Description of the task: Write out the listing below word for word.

The data:
----

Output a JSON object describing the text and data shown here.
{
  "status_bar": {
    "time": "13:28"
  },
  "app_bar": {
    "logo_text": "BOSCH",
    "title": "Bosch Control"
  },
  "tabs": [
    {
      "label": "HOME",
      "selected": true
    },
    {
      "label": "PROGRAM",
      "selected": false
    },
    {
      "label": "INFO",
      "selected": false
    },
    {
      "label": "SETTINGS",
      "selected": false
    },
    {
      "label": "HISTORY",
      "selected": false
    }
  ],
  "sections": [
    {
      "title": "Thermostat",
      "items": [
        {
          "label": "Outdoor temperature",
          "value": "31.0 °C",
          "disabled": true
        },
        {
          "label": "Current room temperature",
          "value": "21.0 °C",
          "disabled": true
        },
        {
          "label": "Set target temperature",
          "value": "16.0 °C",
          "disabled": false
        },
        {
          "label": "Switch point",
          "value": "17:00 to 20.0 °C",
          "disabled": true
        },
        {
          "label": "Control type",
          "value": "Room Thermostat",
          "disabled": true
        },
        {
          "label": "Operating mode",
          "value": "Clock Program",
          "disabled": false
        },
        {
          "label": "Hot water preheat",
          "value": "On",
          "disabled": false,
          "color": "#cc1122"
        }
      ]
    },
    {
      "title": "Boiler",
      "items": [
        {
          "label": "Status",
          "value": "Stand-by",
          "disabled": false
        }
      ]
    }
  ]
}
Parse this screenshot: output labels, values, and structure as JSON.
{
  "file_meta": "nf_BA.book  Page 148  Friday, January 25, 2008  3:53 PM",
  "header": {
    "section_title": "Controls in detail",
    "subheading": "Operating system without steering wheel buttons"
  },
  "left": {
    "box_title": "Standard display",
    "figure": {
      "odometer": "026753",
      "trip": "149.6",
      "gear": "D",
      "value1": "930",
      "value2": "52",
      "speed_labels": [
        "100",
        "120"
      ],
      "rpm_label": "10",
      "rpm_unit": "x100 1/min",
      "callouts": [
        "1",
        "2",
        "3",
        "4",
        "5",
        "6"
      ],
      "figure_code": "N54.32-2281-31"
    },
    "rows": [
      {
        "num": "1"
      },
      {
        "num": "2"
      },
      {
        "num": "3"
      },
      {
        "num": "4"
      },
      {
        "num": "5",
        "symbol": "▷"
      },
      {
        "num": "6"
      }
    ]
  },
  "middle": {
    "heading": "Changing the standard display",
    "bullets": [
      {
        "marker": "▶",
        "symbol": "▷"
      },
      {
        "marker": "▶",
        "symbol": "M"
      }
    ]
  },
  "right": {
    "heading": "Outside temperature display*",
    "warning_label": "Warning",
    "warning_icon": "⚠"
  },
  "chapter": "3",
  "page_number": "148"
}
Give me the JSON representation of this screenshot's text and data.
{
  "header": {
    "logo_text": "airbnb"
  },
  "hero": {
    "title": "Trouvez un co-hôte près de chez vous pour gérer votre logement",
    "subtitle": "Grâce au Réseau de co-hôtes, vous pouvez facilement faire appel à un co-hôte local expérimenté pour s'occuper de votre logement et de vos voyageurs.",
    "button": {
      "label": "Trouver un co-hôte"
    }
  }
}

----

Answer to the exercise:
Output a JSON object describing the text and data shown here.
{
  "status_bar": {
    "time": "13:28"
  },
  "app_bar": {
    "logo_text": "BOSCH",
    "title": "Bosch Control"
  },
  "tabs": [
    {
      "label": "HOME",
      "selected": true
    },
    {
      "label": "PROGRAM",
      "selected": false
    },
    {
      "label": "INFO",
      "selected": false
    },
    {
      "label": "SETTINGS",
      "selected": false
    },
    {
      "label": "HISTORY",
      "selected": false
    }
  ],
  "sections": [
    {
      "title": "Thermostat",
      "items": [
        {
          "label": "Outdoor temperature",
          "value": "31.0 °C",
          "disabled": true
        },
        {
          "label": "Current room temperature",
          "value": "21.0 °C",
          "disabled": true
        },
        {
          "label": "Set target temperature",
          "value": "16.0 °C",
          "disabled": false
        },
        {
          "label": "Switch point",
          "value": "17:00 to 20.0 °C",
          "disabled": true
        },
        {
          "label": "Control type",
          "value": "Room Thermostat",
          "disabled": true
        },
        {
          "label": "Operating mode",
          "value": "Clock Program",
          "disabled": false
        },
        {
          "label": "Hot water preheat",
          "value": "On",
          "disabled": false,
          "color": "#cc1122"
        }
      ]
    },
    {
      "title": "Boiler",
      "items": [
        {
          "label": "Status",
          "value": "Stand-by",
          "disabled": false
        }
      ]
    }
  ]
}
Parse this screenshot: output labels, values, and structure as JSON.
{
  "file_meta": "nf_BA.book  Page 148  Friday, January 25, 2008  3:53 PM",
  "header": {
    "section_title": "Controls in detail",
    "subheading": "Operating system without steering wheel buttons"
  },
  "left": {
    "box_title": "Standard display",
    "figure": {
      "odometer": "026753",
      "trip": "149.6",
      "gear": "D",
      "value1": "930",
      "value2": "52",
      "speed_labels": [
        "100",
        "120"
      ],
      "rpm_label": "10",
      "rpm_unit": "x100 1/min",
      "callouts": [
        "1",
        "2",
        "3",
        "4",
        "5",
        "6"
      ],
      "figure_code": "N54.32-2281-31"
    },
    "rows": [
      {
        "num": "1"
      },
      {
        "num": "2"
      },
      {
        "num": "3"
      },
      {
        "num": "4"
      },
      {
        "num": "5",
        "symbol": "▷"
      },
      {
        "num": "6"
      }
    ]
  },
  "middle": {
    "heading": "Changing the standard display",
    "bullets": [
      {
        "marker": "▶",
        "symbol": "▷"
      },
      {
        "marker": "▶",
        "symbol": "M"
      }
    ]
  },
  "right": {
    "heading": "Outside temperature display*",
    "warning_label": "Warning",
    "warning_icon": "⚠"
  },
  "chapter": "3",
  "page_number": "148"
}
Give me the JSON representation of this screenshot's text and data.
{
  "header": {
    "logo_text": "airbnb"
  },
  "hero": {
    "title": "Trouvez un co-hôte près de chez vous pour gérer votre logement",
    "subtitle": "Grâce au Réseau de co-hôtes, vous pouvez facilement faire appel à un co-hôte local expérimenté pour s'occuper de votre logement et de vos voyageurs.",
    "button": {
      "label": "Trouver un co-hôte"
    }
  }
}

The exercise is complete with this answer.